There are currently no FAQs about JavaScript and AJAX.

 
Share a link to this course

What are exercise files?

Exercise files are the same files the author uses in the course. Save time by downloading the author's files instead of setting up your own files, and learn by following along with the instructor.

Can I take this course without the exercise files?

Yes! If you decide you would like the exercise files later, you can upgrade to a premium account any time.

Become a member Download sample files See plans and pricing

Please wait... please wait ...
Upgrade to get access to exercise files.

Exercise files video

How to use exercise files.

Learn by watching, listening, and doing, Exercise files are the same files the author uses in the course, so you can download them and follow along Premium memberships include access to all exercise files in the library.
Upgrade now


Exercise files

Exercise files video

How to use exercise files.

For additional information on downloading and using exercise files, watch our instructional video or read the instructions in the FAQ.

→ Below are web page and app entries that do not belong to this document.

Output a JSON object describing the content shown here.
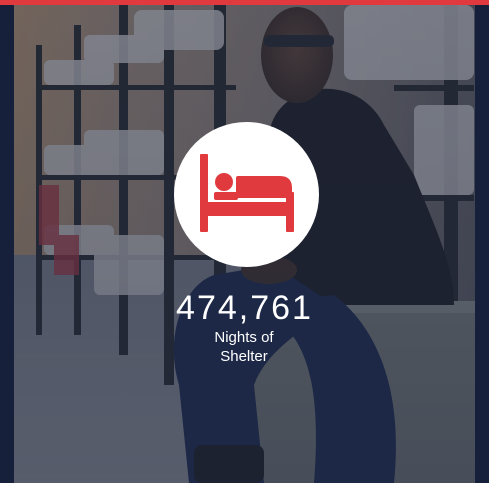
{
  "stat": {
    "value": "474,761",
    "label": "Nights of Shelter"
  },
  "icon": "bed-icon",
  "colors": {
    "accent": "#e03a3e",
    "overlay": "#1c263c",
    "text": "#ffffff"
  }
}
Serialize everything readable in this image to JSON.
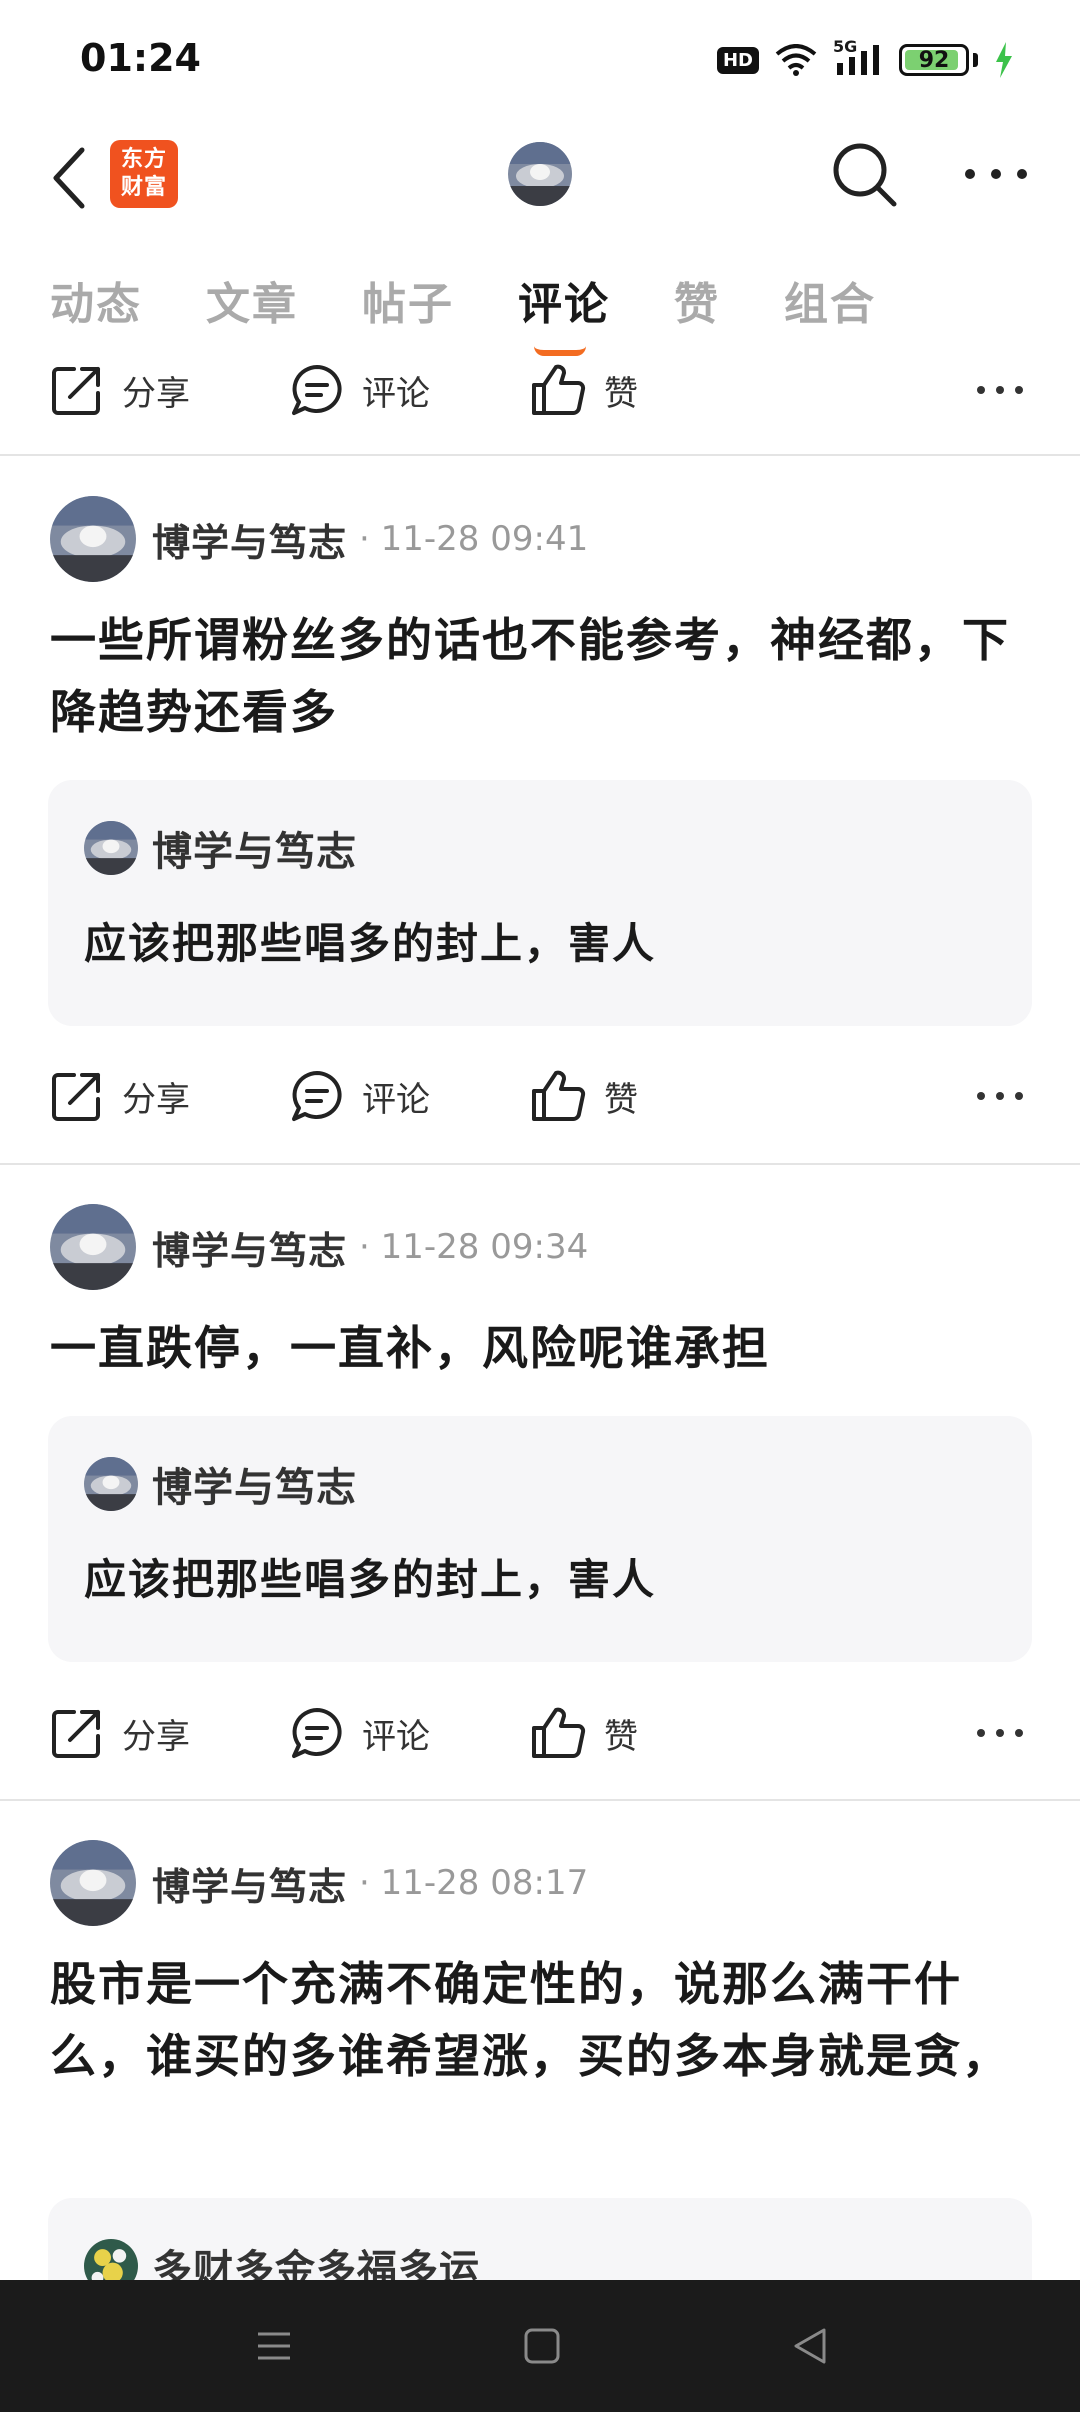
{
  "status": {
    "time": "01:24",
    "hd": "HD",
    "network": "5G",
    "battery": "92",
    "battery_level": 0.92
  },
  "header": {
    "logo_line1": "东方",
    "logo_line2": "财富"
  },
  "tabs": [
    {
      "label": "动态"
    },
    {
      "label": "文章"
    },
    {
      "label": "帖子"
    },
    {
      "label": "评论",
      "active": true
    },
    {
      "label": "赞"
    },
    {
      "label": "组合"
    }
  ],
  "actions": {
    "share": "分享",
    "comment": "评论",
    "like": "赞"
  },
  "posts": [
    {
      "author": "博学与笃志",
      "time": "· 11-28 09:41",
      "body": "一些所谓粉丝多的话也不能参考，神经都，下降趋势还看多",
      "quote_author": "博学与笃志",
      "quote_text": "应该把那些唱多的封上，害人"
    },
    {
      "author": "博学与笃志",
      "time": "· 11-28 09:34",
      "body": "一直跌停，一直补，风险呢谁承担",
      "quote_author": "博学与笃志",
      "quote_text": "应该把那些唱多的封上，害人"
    },
    {
      "author": "博学与笃志",
      "time": "· 11-28 08:17",
      "body": "股市是一个充满不确定性的，说那么满干什么，谁买的多谁希望涨，买的多本身就是贪，",
      "quote_author": "多财多金多福多运"
    }
  ],
  "colors": {
    "accent": "#f36c21",
    "logo_bg": "#f0521f",
    "battery_fill": "#7cd071"
  },
  "icons": [
    "back-icon",
    "search-icon",
    "more-icon",
    "share-icon",
    "comment-icon",
    "like-icon",
    "menu-icon",
    "home-icon",
    "nav-back-icon"
  ]
}
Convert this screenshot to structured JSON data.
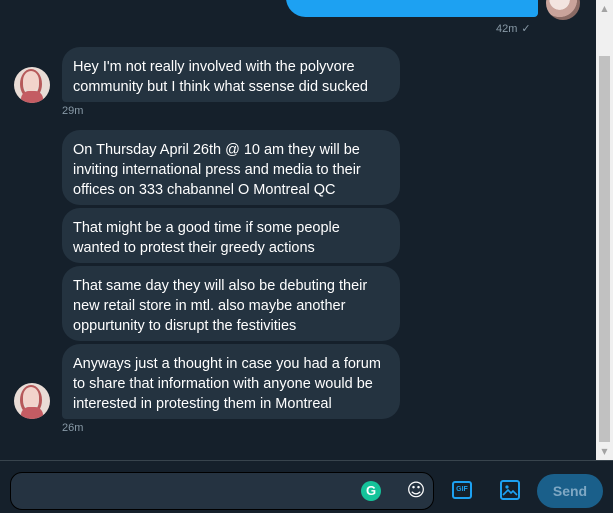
{
  "sent": {
    "time": "42m",
    "check": "✓"
  },
  "messages": [
    {
      "text": "Hey I'm not really involved with the polyvore community but I think what ssense did sucked",
      "time": "29m"
    },
    {
      "text": "On Thursday April 26th @ 10 am they will be inviting international press and media to their offices on 333 chabannel O Montreal QC"
    },
    {
      "text": "That might be a good time if some people wanted to protest their greedy actions"
    },
    {
      "text": "That same day they will also be debuting their new retail store in mtl. also maybe another oppurtunity to disrupt the festivities"
    },
    {
      "text": "Anyways just a thought in case you had a forum to share that information with anyone would be interested in protesting them in Montreal",
      "time": "26m"
    }
  ],
  "composer": {
    "placeholder": "",
    "grammarly_icon": "G",
    "emoji_icon": "☺",
    "gif_label": "GIF",
    "send_label": "Send"
  },
  "scrollbar": {
    "up": "▲",
    "down": "▼"
  }
}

This course includes free exercise files, so you can practice while you watch the course. To access all the exercise files in our library, become a Premium Member.

join now Upgrade now

Are you sure you want to mark all the videos in this course as unwatched?

This will not affect your course history, your reports, or your certificates of completion for this course.


Mark all as unwatched Cancel

Congratulations

You have completed JavaScript and AJAX.

Return to your organization's learning portal to continue training, or close this page.


OK
Become a member to add this course to a playlist

Join today and get unlimited access to the entire library of video courses—and create as many playlists as you like.

Get started

Already a member?

Become a member to like this course.

Join today and get unlimited access to the entire library of video courses.

Get started

Already a member?

Exercise files

Learn by watching, listening, and doing! Exercise files are the same files the author uses in the course, so you can download them and follow along. Exercise files are available with all Premium memberships. Learn more

Get started

Already a Premium member?

Exercise files video

How to use exercise files.

Ask a question

Thanks for contacting us.
You’ll hear from our Customer Service team within 24 hours.

Please enter the text shown below:

The classic layout automatically defaults to the latest Flash Player.

To choose a different player, hold the cursor over your name at the top right of any lynda.com page and choose Site preferencesfrom the dropdown menu.

Continue to classic layout Stay on new layout
Exercise files

Access exercise files from a button right under the course name.

Mark videos as unwatched

Remove icons showing you already watched videos if you want to start over.

Control your viewing experience

Make the video wide, narrow, full-screen, or pop the player out of the page into its own window.

Interactive transcripts

Click on text in the transcript to jump to that spot in the video. As the video plays, the relevant spot in the transcript will be highlighted.

Are you sure you want to delete this note?

No

Notes cannot be added for locked videos.

Thanks for signing up.

We’ll send you a confirmation email shortly.


Sign up and receive emails about lynda.com and our online training library:

Here’s our privacy policy with more details about how we handle your information.

Keep up with news, tips, and latest courses with emails from lynda.com.

Sign up and receive emails about lynda.com and our online training library:

Here’s our privacy policy with more details about how we handle your information.

   
submit Lightbox submit clicked
Terms and conditions of use

We've updated our terms and conditions (now called terms of service).Go
Review and accept our updated terms of service.